An election is a democratic means of choosing leaders and representatives to form a government. Democracy is popularly defined as the government of the people by the people and for the people. As opposed to military or autocratic regime.
However, the application of democracy varies significantly from one country to another. Many countries, particularly developed ones, bestow the ultimate right of choosing their leaders on the electorates. While some other countries tend to directly or indirectly impose candidates on the citizens.
The common thing about democratic countries is the right to vote and be voted for in an election.
There is a great deal of differences in how the elections are conducted. In Nigeria, elections are seen as a do or die affair. Political parties and contestants are often at loggerheads with one another. Everyone wants to win at all costs because the winner takes it all. Violence, intimidation is the order of the day. Some politicians might even go as far as assassinating opponents to ensure an unchallenged victory at the polls.
The case is different in Finland. I have witnessed at least two different kinds of elections in Finland; parliamentary and municipal elections. The elections are peaceful and violence free. And the electorates can freely choose their preferred candidates. And the candidates need not bribe the electorates into voting for them. Neither are the elections rigged.
As the Finnish municipal elections fast approach, I can’t help but admire the Finnish democracy.
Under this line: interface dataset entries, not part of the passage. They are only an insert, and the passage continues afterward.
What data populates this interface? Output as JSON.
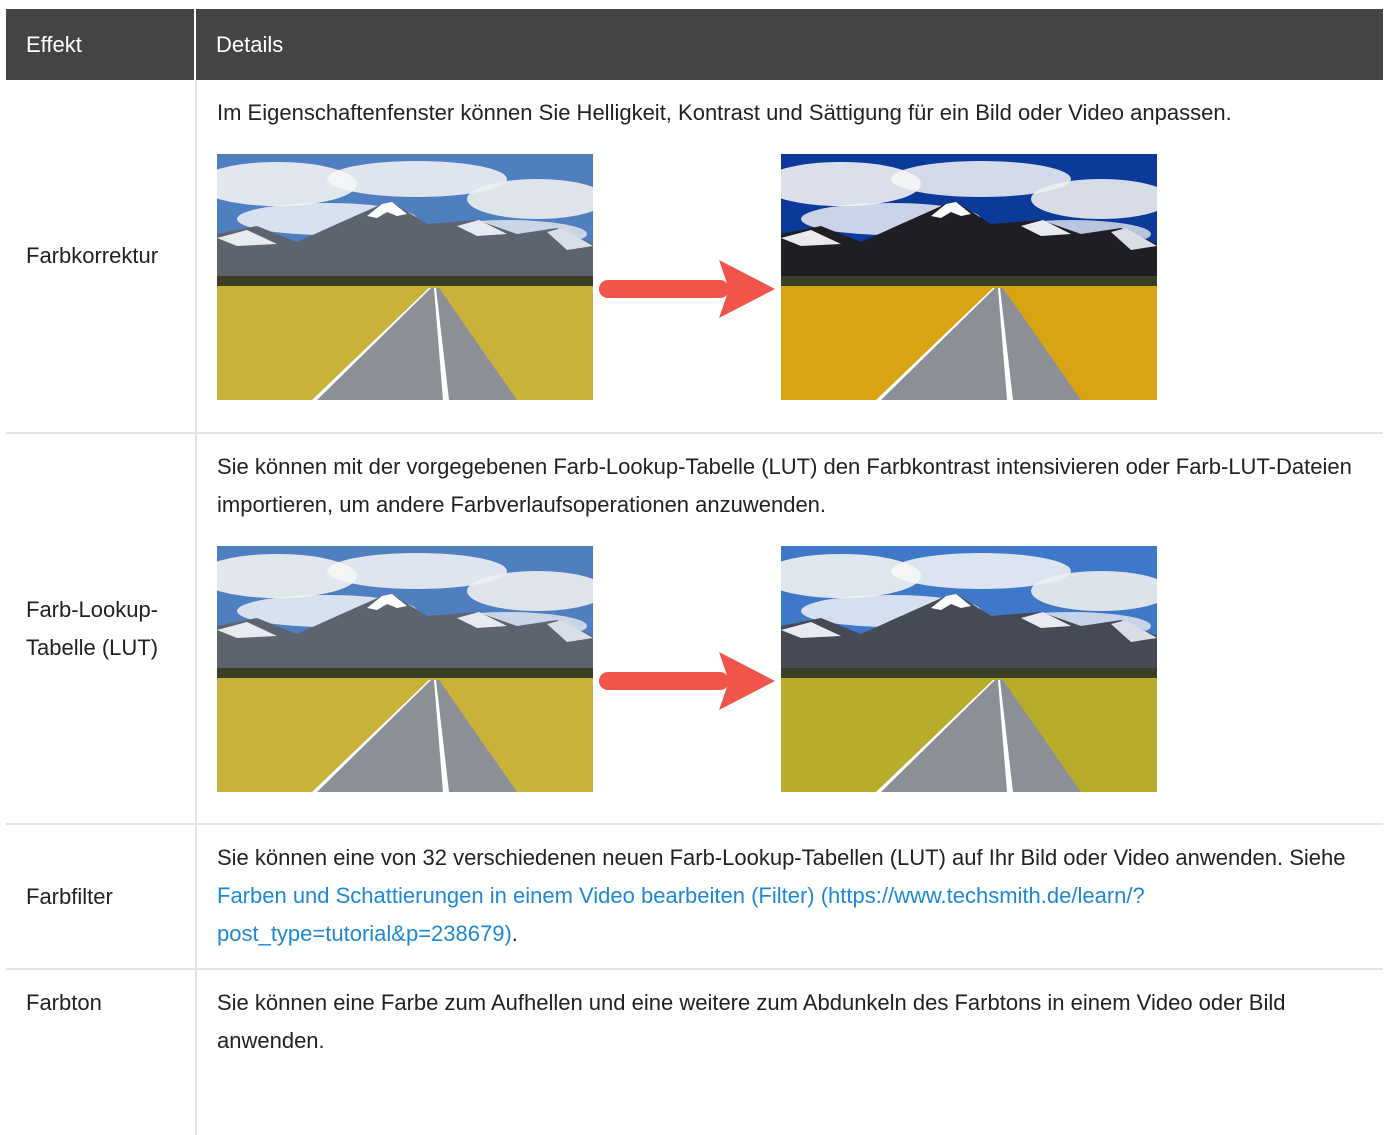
{
  "table": {
    "header": {
      "effect": "Effekt",
      "details": "Details"
    },
    "rows": [
      {
        "effect": "Farbkorrektur",
        "text": "Im Eigenschaftenfenster können Sie Helligkeit, Kontrast und Sättigung für ein Bild oder Video anpassen."
      },
      {
        "effect": "Farb-Lookup-Tabelle (LUT)",
        "text": "Sie können mit der vorgegebenen Farb-Lookup-Tabelle (LUT) den Farbkontrast intensivieren oder Farb-LUT-Dateien importieren, um andere Farbverlaufsoperationen anzuwenden."
      },
      {
        "effect": "Farbfilter",
        "text_before": "Sie können eine von 32 verschiedenen neuen Farb-Lookup-Tabellen (LUT) auf Ihr Bild oder Video anwenden. Siehe ",
        "link": "Farben und Schattierungen in einem Video bearbeiten (Filter) (https://www.techsmith.de/learn/?post_type=tutorial&p=238679)",
        "text_after": "."
      },
      {
        "effect": "Farbton",
        "text": "Sie können eine Farbe zum Aufhellen und eine weitere zum Abdunkeln des Farbtons in einem Video oder Bild anwenden."
      }
    ]
  },
  "colors": {
    "header_bg": "#444444",
    "link": "#1e88d8",
    "arrow": "#f0544a",
    "border": "#e3e3e3"
  }
}
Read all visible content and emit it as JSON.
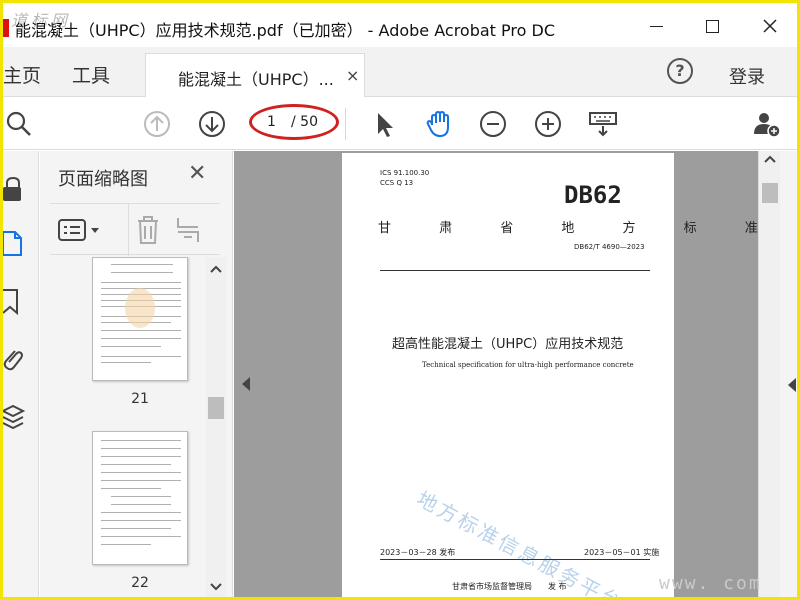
{
  "window": {
    "title": "能混凝土（UHPC）应用技术规范.pdf（已加密） - Adobe Acrobat Pro DC",
    "watermark_top": "道标网"
  },
  "menubar": {
    "home": "主页",
    "tools": "工具",
    "tab_label": "能混凝土（UHPC）...",
    "tab_close": "×",
    "help": "?",
    "login": "登录"
  },
  "toolbar": {
    "page_current": "1",
    "page_total": "/ 50"
  },
  "thumbnails": {
    "panel_title": "页面缩略图",
    "close": "✕",
    "pages": [
      {
        "label": "21"
      },
      {
        "label": "22"
      }
    ]
  },
  "document": {
    "ics": "ICS  91.100.30",
    "ccs": "CCS  Q 13",
    "code": "DB62",
    "province": "甘 肃 省 地 方 标 准",
    "number": "DB62/T 4690—2023",
    "title_cn": "超高性能混凝土（UHPC）应用技术规范",
    "title_en": "Technical specification for ultra-high performance concrete",
    "watermark": "地方标准信息服务平台",
    "date_issue": "2023－03－28 发布",
    "date_impl": "2023－05－01 实施",
    "publisher": "甘肃省市场监督管理局　　发 布"
  },
  "watermark_bottom": "www.    com",
  "colors": {
    "accent_blue": "#1473e6",
    "oval_red": "#d02020",
    "frame_yellow": "#f1e400",
    "doc_bg": "#9d9d9d"
  }
}
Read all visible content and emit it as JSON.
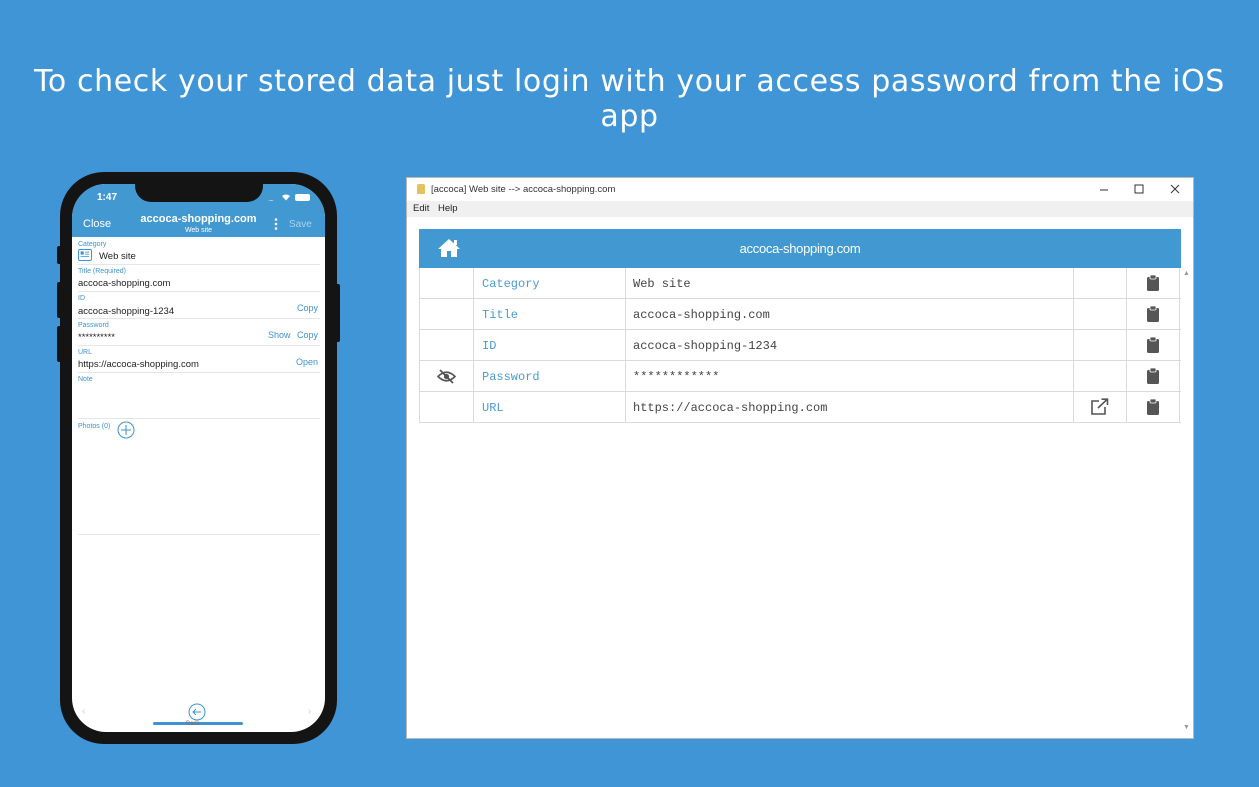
{
  "headline": "To check your stored data just login with your access password from the iOS app",
  "phone": {
    "status_time": "1:47",
    "close_label": "Close",
    "nav_title": "accoca-shopping.com",
    "nav_subtitle": "Web site",
    "save_label": "Save",
    "fields": {
      "category": {
        "label": "Category",
        "value": "Web site"
      },
      "title": {
        "label": "Title (Required)",
        "value": "accoca-shopping.com"
      },
      "id": {
        "label": "ID",
        "value": "accoca-shopping-1234",
        "copy": "Copy"
      },
      "password": {
        "label": "Password",
        "value": "**********",
        "show": "Show",
        "copy": "Copy"
      },
      "url": {
        "label": "URL",
        "value": "https://accoca-shopping.com",
        "open": "Open"
      },
      "note": {
        "label": "Note"
      },
      "photos": {
        "label": "Photos (0)"
      }
    },
    "back_label": "Back"
  },
  "window": {
    "title": "[accoca]  Web site  -->  accoca-shopping.com",
    "menu": [
      "Edit",
      "Help"
    ],
    "record_title": "accoca-shopping.com",
    "rows": [
      {
        "label": "Category",
        "value": "Web site"
      },
      {
        "label": "Title",
        "value": "accoca-shopping.com"
      },
      {
        "label": "ID",
        "value": "accoca-shopping-1234"
      },
      {
        "label": "Password",
        "value": "************"
      },
      {
        "label": "URL",
        "value": "https://accoca-shopping.com"
      }
    ]
  },
  "colors": {
    "background": "#3f95d5",
    "header": "#4299d2",
    "accent": "#3d93d3"
  }
}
I wish that my country of birth would learn from Finland.
Even though I cannot vote yet in Finland, I trust that eligible voters will choose the best suitable candidates to continue with the solid democratic foundation which the country enjoys.